Legal experts who spoke to VICE News regarded that view as bizarre, and unlikely to hold up in court.
“This is a weak argument,” said Sandick. “Many people commit obstruction of justice not to prevent an underlying crime but in order to avoid embarrassment or non-legal consequences.”
While Mueller doesn’t conclude that all the obstructive activity adds up to a crime, he also doesn’t close the book on the matter. He explicitly leaves room for Congress to reach a different conclusion, and potentially boot Trump out of office.
Mueller also pointedly notes that the same DOJ opinion explicitly states that a president can still be indicted after he steps down from office.
Quoting that legal opinion, the report flags both possibilities on the first page of the obstruction section: "Recognizing an immunity from prosecution for a sitting President would not preclude such prosecution once the President's term is over or he is otherwise removed from office by resignation or impeachment.”
Here’s where congress comes in.
The report explicitly nods to the role of Congress in holding presidents accountable.
“The conclusion that Congress may apply the obstruction laws to the President 's corrupt exercise of the powers of office accords with our constitutional system of checks and balances and the principle that no person is above the law,” Mueller writes.
And Democrats in Congress indeed appeared outraged.
“Special Counsel Mueller’s report paints a disturbing picture of a president who has been weaving a web of deceit, lies and improper behavior and acting as if the law doesn’t apply to him,” said House Speaker Nancy Pelosi and Senate Democratic Leader Chuck Schumer in a statement.
“It’s now more important than ever for Congress to dig deeper into their deeply ingrained, and deeply unethical behavior.”
Rep Jerry Nadler, the House Judiciary Committee Chairman, went further: “Even in its incomplete form, the Mueller report outlines disturbing evidence that President Trump engaged in obstruction of justice and other misconduct.”
But it’s far from clear that enough Republicans in the Senate will desert Trump to allow an impeachment proceeding to succeed. Nor is it clear if Democrats are even prepared to go that route.
If Congress does nothing, the Mueller report still carries immense and unpredictable political ramifications for Trump: After he steps down and loses his presidential shield, he could, potentially, still be indicted for obstruction of justice.
That looming threat could throw a volatile new element into the 2020 presidential election, with the prospect of criminal liability for Trump if he loses his bid for reelection.

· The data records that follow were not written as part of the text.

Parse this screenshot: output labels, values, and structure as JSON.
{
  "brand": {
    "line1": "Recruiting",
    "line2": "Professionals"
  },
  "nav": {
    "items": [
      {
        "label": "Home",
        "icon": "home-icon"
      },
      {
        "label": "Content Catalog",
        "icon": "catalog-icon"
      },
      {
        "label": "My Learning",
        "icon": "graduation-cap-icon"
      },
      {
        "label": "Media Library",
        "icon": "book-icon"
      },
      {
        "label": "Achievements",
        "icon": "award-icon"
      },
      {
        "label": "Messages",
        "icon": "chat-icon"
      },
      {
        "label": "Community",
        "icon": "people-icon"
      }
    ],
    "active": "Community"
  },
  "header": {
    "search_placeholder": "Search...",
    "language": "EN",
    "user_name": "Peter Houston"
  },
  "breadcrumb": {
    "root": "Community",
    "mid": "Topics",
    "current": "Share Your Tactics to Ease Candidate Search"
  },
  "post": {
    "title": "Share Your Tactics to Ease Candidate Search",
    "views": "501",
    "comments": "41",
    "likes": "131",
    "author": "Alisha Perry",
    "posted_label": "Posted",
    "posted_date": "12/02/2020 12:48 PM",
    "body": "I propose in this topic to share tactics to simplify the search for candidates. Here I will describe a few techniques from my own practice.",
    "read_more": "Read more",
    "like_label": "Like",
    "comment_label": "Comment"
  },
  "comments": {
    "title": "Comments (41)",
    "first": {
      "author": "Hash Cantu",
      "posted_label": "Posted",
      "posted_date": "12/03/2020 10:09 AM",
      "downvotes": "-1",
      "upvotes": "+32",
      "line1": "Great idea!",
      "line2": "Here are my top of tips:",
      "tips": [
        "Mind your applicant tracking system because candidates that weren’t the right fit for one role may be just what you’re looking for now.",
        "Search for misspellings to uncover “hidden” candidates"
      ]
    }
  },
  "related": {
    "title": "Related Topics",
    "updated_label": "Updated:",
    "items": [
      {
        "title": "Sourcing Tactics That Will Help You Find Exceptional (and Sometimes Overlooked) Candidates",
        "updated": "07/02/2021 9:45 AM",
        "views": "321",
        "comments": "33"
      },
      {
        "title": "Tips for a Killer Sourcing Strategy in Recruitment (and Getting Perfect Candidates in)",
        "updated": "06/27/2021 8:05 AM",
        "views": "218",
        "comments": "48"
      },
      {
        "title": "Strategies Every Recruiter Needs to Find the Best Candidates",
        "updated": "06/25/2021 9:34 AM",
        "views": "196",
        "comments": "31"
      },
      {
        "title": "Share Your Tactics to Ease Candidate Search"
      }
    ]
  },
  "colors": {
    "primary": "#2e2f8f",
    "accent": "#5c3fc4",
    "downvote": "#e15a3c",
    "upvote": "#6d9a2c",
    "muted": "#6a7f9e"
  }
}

“Given the DOJ policy of not charging the sitting president, the team approached the job differently,” said Rebecca Roiphe, a former prosecutor and expert on prosecutorial ethics at New York Law School. “They decided instead to develop the facts with an eye to getting most if not all of the information to the public and to Congress, so the president could be held accountable in the way in which the Constitution provides — through either impeachment or the electoral process,” Roiphe said.
Cover: President Donald Trump stands near a portrait of George Washington at a Wounded Warrior Project Soldier Ride event in the East Room of the White House, Thursday, April 18, 2019, in Washington. (AP Photo/Andrew Harnik)